s/v Toyot
Alexandria, Virginia

TOYOT Restoration - Companion Way Hatch

The original sliding companion way hatch rotted and split lengthwise. It was falling apart so I took the plunge and decided to try to build a replacement. My woodworking experience was about nil, so don't be too critical! I show this as a example of what the rest of us can even achieve. ;-) Teak costing what it does I built this (and companionway boards) out of red oak, and stained with Zar Teak colored stain.


Here's the basic piece. I pulled apart the old one and traced  the curved ribs onto the new stock. The side rails I cut out the notch underneath with a newly acquired router.

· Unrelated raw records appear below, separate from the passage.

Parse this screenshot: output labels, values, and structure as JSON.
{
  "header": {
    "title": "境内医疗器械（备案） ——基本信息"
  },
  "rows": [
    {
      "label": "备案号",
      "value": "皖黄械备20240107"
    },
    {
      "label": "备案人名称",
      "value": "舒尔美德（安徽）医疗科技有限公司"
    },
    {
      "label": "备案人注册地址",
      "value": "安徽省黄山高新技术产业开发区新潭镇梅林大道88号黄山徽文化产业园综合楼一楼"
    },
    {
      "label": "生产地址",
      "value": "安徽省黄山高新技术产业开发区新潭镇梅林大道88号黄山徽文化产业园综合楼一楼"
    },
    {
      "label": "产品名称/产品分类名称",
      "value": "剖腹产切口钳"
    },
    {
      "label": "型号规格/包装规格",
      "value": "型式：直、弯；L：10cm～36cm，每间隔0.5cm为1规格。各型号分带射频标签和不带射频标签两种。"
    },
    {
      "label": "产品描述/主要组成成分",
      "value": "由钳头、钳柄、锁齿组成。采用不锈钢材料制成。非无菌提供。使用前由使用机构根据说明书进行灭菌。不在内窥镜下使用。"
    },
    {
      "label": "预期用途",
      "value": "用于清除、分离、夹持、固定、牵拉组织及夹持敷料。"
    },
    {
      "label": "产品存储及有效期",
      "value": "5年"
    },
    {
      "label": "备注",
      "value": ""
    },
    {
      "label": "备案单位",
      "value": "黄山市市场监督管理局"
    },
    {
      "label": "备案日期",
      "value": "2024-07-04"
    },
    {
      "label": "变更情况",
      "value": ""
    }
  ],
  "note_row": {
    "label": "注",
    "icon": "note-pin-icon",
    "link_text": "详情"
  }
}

Instead of notching the rails for the top I built mine so the top would overhang instead. I also decided trying to bend plywood sounded too hard hence I used the 1.5 inch wide strips and built it plank style. The SS screws were counter sunk, and each piece was epoxied into place. 

Liberal sanding smoothed out the stair steps of the 'planks'. Then wood putty filled the countersunk screw holes and the very small spaces between the planks. The planks edges were touching on the bottom, but had a small gap between them at the top. This could have been eliminated by beveling the sides of these 'planks', but since I was building this on the dock without a woodshop I opted for just filling in with stainable putty.

I thought I'd get away with this since I coated the whole thing with several coats of epoxy to seal it up from any water.

At this point I've drawn a curve on the back with pencil and string and cut the curve and cut the rails to length. Now we've got the first coat of epoxy on.

More epoxy.. and sanding... and epoxy...

Here's how it looks on the boat. I've got about 5 coats of epoxy on it and a few of varnish. Epoxy is not UV stable so it needs paint, gelcoat, or varnish to protect it. It's not perfect but a lot stronger and more attractive than the rotting white plywood original.